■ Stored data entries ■
──────

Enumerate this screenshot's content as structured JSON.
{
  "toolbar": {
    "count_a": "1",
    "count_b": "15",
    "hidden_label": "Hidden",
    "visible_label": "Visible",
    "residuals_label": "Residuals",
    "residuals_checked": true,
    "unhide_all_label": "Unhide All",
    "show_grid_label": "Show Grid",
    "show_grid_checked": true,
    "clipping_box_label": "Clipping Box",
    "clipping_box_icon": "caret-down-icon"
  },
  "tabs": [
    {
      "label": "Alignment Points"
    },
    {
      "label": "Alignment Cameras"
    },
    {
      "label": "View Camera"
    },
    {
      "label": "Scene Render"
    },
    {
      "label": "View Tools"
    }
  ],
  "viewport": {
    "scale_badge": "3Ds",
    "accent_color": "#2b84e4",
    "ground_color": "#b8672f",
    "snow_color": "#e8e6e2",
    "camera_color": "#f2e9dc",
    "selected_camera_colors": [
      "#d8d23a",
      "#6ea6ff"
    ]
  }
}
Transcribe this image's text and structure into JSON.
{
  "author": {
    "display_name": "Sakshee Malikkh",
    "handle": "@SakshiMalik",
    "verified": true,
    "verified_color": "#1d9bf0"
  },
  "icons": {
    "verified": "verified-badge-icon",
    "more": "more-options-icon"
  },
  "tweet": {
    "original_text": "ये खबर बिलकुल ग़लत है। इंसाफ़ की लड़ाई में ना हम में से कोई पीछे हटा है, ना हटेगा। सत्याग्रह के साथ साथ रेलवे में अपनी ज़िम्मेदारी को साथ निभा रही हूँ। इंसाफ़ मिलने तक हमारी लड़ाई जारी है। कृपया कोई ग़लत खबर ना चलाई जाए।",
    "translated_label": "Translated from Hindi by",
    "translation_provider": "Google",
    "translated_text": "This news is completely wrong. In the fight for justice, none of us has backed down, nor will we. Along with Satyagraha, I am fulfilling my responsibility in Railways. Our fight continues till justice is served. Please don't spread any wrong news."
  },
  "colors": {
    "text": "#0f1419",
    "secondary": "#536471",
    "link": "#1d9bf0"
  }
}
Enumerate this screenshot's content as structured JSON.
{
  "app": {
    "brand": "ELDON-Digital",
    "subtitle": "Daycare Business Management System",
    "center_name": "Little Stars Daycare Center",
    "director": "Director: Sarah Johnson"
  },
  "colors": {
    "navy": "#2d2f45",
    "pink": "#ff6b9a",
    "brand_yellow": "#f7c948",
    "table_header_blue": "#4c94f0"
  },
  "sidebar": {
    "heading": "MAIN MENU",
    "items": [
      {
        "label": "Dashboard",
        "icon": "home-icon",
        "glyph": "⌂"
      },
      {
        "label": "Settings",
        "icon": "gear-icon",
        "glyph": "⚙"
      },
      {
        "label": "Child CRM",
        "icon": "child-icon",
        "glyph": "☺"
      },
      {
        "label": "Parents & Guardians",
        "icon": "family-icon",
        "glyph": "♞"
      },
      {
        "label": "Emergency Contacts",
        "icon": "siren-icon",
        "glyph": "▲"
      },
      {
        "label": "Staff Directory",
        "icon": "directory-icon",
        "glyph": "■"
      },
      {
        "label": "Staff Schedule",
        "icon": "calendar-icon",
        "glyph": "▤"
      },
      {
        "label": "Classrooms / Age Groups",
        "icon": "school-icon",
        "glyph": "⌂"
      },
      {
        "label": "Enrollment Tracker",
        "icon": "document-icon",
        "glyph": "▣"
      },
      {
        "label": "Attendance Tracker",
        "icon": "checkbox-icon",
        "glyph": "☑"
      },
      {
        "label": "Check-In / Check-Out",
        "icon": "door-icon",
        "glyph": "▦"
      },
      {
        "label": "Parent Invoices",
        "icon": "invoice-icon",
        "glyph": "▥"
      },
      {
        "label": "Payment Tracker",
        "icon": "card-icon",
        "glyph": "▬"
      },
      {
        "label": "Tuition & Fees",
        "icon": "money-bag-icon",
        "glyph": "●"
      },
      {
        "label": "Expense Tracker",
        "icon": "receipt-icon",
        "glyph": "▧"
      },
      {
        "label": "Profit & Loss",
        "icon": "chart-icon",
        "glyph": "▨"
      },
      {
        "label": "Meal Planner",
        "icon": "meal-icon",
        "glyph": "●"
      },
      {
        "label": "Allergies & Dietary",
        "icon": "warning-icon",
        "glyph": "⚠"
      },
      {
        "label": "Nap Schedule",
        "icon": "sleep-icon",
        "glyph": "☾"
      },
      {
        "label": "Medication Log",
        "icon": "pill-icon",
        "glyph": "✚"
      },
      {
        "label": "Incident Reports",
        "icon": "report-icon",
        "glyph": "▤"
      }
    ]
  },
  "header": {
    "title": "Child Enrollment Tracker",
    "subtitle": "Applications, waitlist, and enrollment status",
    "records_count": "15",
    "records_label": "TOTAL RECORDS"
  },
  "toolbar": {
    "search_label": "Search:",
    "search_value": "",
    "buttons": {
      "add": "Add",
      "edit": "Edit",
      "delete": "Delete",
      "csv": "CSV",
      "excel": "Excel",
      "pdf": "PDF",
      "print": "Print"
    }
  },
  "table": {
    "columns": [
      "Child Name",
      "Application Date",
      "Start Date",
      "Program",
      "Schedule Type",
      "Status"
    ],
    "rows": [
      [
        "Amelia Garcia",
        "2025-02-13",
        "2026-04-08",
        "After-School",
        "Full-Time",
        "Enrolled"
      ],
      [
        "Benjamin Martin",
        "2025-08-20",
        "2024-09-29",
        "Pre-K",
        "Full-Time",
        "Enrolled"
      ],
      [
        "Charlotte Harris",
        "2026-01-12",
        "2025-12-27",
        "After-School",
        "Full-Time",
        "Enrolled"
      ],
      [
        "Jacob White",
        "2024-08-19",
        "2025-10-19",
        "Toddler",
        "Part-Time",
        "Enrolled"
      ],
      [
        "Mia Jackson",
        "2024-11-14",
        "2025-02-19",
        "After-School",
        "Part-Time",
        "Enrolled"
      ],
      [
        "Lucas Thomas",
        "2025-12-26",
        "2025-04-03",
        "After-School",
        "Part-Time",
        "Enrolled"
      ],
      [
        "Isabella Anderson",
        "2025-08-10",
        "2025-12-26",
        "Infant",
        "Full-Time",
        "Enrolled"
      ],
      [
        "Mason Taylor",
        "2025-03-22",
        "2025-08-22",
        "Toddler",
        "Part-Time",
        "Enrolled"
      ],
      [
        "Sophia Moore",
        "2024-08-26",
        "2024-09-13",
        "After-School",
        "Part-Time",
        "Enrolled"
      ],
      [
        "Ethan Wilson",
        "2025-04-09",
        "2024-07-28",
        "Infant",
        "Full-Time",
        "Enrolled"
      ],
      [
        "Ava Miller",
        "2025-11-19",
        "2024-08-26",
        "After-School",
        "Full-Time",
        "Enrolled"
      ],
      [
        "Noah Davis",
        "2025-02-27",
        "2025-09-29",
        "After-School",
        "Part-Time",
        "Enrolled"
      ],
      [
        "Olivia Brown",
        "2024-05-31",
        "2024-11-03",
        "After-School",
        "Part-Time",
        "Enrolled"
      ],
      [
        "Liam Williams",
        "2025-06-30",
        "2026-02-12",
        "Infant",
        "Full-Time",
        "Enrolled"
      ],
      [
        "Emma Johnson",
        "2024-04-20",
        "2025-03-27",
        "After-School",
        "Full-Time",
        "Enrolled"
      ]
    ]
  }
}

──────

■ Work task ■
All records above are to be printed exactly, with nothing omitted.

■ Exercise solution ■
Enumerate this screenshot's content as structured JSON.
{
  "toolbar": {
    "count_a": "1",
    "count_b": "15",
    "hidden_label": "Hidden",
    "visible_label": "Visible",
    "residuals_label": "Residuals",
    "residuals_checked": true,
    "unhide_all_label": "Unhide All",
    "show_grid_label": "Show Grid",
    "show_grid_checked": true,
    "clipping_box_label": "Clipping Box",
    "clipping_box_icon": "caret-down-icon"
  },
  "tabs": [
    {
      "label": "Alignment Points"
    },
    {
      "label": "Alignment Cameras"
    },
    {
      "label": "View Camera"
    },
    {
      "label": "Scene Render"
    },
    {
      "label": "View Tools"
    }
  ],
  "viewport": {
    "scale_badge": "3Ds",
    "accent_color": "#2b84e4",
    "ground_color": "#b8672f",
    "snow_color": "#e8e6e2",
    "camera_color": "#f2e9dc",
    "selected_camera_colors": [
      "#d8d23a",
      "#6ea6ff"
    ]
  }
}
Transcribe this image's text and structure into JSON.
{
  "author": {
    "display_name": "Sakshee Malikkh",
    "handle": "@SakshiMalik",
    "verified": true,
    "verified_color": "#1d9bf0"
  },
  "icons": {
    "verified": "verified-badge-icon",
    "more": "more-options-icon"
  },
  "tweet": {
    "original_text": "ये खबर बिलकुल ग़लत है। इंसाफ़ की लड़ाई में ना हम में से कोई पीछे हटा है, ना हटेगा। सत्याग्रह के साथ साथ रेलवे में अपनी ज़िम्मेदारी को साथ निभा रही हूँ। इंसाफ़ मिलने तक हमारी लड़ाई जारी है। कृपया कोई ग़लत खबर ना चलाई जाए।",
    "translated_label": "Translated from Hindi by",
    "translation_provider": "Google",
    "translated_text": "This news is completely wrong. In the fight for justice, none of us has backed down, nor will we. Along with Satyagraha, I am fulfilling my responsibility in Railways. Our fight continues till justice is served. Please don't spread any wrong news."
  },
  "colors": {
    "text": "#0f1419",
    "secondary": "#536471",
    "link": "#1d9bf0"
  }
}
Enumerate this screenshot's content as structured JSON.
{
  "app": {
    "brand": "ELDON-Digital",
    "subtitle": "Daycare Business Management System",
    "center_name": "Little Stars Daycare Center",
    "director": "Director: Sarah Johnson"
  },
  "colors": {
    "navy": "#2d2f45",
    "pink": "#ff6b9a",
    "brand_yellow": "#f7c948",
    "table_header_blue": "#4c94f0"
  },
  "sidebar": {
    "heading": "MAIN MENU",
    "items": [
      {
        "label": "Dashboard",
        "icon": "home-icon",
        "glyph": "⌂"
      },
      {
        "label": "Settings",
        "icon": "gear-icon",
        "glyph": "⚙"
      },
      {
        "label": "Child CRM",
        "icon": "child-icon",
        "glyph": "☺"
      },
      {
        "label": "Parents & Guardians",
        "icon": "family-icon",
        "glyph": "♞"
      },
      {
        "label": "Emergency Contacts",
        "icon": "siren-icon",
        "glyph": "▲"
      },
      {
        "label": "Staff Directory",
        "icon": "directory-icon",
        "glyph": "■"
      },
      {
        "label": "Staff Schedule",
        "icon": "calendar-icon",
        "glyph": "▤"
      },
      {
        "label": "Classrooms / Age Groups",
        "icon": "school-icon",
        "glyph": "⌂"
      },
      {
        "label": "Enrollment Tracker",
        "icon": "document-icon",
        "glyph": "▣"
      },
      {
        "label": "Attendance Tracker",
        "icon": "checkbox-icon",
        "glyph": "☑"
      },
      {
        "label": "Check-In / Check-Out",
        "icon": "door-icon",
        "glyph": "▦"
      },
      {
        "label": "Parent Invoices",
        "icon": "invoice-icon",
        "glyph": "▥"
      },
      {
        "label": "Payment Tracker",
        "icon": "card-icon",
        "glyph": "▬"
      },
      {
        "label": "Tuition & Fees",
        "icon": "money-bag-icon",
        "glyph": "●"
      },
      {
        "label": "Expense Tracker",
        "icon": "receipt-icon",
        "glyph": "▧"
      },
      {
        "label": "Profit & Loss",
        "icon": "chart-icon",
        "glyph": "▨"
      },
      {
        "label": "Meal Planner",
        "icon": "meal-icon",
        "glyph": "●"
      },
      {
        "label": "Allergies & Dietary",
        "icon": "warning-icon",
        "glyph": "⚠"
      },
      {
        "label": "Nap Schedule",
        "icon": "sleep-icon",
        "glyph": "☾"
      },
      {
        "label": "Medication Log",
        "icon": "pill-icon",
        "glyph": "✚"
      },
      {
        "label": "Incident Reports",
        "icon": "report-icon",
        "glyph": "▤"
      }
    ]
  },
  "header": {
    "title": "Child Enrollment Tracker",
    "subtitle": "Applications, waitlist, and enrollment status",
    "records_count": "15",
    "records_label": "TOTAL RECORDS"
  },
  "toolbar": {
    "search_label": "Search:",
    "search_value": "",
    "buttons": {
      "add": "Add",
      "edit": "Edit",
      "delete": "Delete",
      "csv": "CSV",
      "excel": "Excel",
      "pdf": "PDF",
      "print": "Print"
    }
  },
  "table": {
    "columns": [
      "Child Name",
      "Application Date",
      "Start Date",
      "Program",
      "Schedule Type",
      "Status"
    ],
    "rows": [
      [
        "Amelia Garcia",
        "2025-02-13",
        "2026-04-08",
        "After-School",
        "Full-Time",
        "Enrolled"
      ],
      [
        "Benjamin Martin",
        "2025-08-20",
        "2024-09-29",
        "Pre-K",
        "Full-Time",
        "Enrolled"
      ],
      [
        "Charlotte Harris",
        "2026-01-12",
        "2025-12-27",
        "After-School",
        "Full-Time",
        "Enrolled"
      ],
      [
        "Jacob White",
        "2024-08-19",
        "2025-10-19",
        "Toddler",
        "Part-Time",
        "Enrolled"
      ],
      [
        "Mia Jackson",
        "2024-11-14",
        "2025-02-19",
        "After-School",
        "Part-Time",
        "Enrolled"
      ],
      [
        "Lucas Thomas",
        "2025-12-26",
        "2025-04-03",
        "After-School",
        "Part-Time",
        "Enrolled"
      ],
      [
        "Isabella Anderson",
        "2025-08-10",
        "2025-12-26",
        "Infant",
        "Full-Time",
        "Enrolled"
      ],
      [
        "Mason Taylor",
        "2025-03-22",
        "2025-08-22",
        "Toddler",
        "Part-Time",
        "Enrolled"
      ],
      [
        "Sophia Moore",
        "2024-08-26",
        "2024-09-13",
        "After-School",
        "Part-Time",
        "Enrolled"
      ],
      [
        "Ethan Wilson",
        "2025-04-09",
        "2024-07-28",
        "Infant",
        "Full-Time",
        "Enrolled"
      ],
      [
        "Ava Miller",
        "2025-11-19",
        "2024-08-26",
        "After-School",
        "Full-Time",
        "Enrolled"
      ],
      [
        "Noah Davis",
        "2025-02-27",
        "2025-09-29",
        "After-School",
        "Part-Time",
        "Enrolled"
      ],
      [
        "Olivia Brown",
        "2024-05-31",
        "2024-11-03",
        "After-School",
        "Part-Time",
        "Enrolled"
      ],
      [
        "Liam Williams",
        "2025-06-30",
        "2026-02-12",
        "Infant",
        "Full-Time",
        "Enrolled"
      ],
      [
        "Emma Johnson",
        "2024-04-20",
        "2025-03-27",
        "After-School",
        "Full-Time",
        "Enrolled"
      ]
    ]
  }
}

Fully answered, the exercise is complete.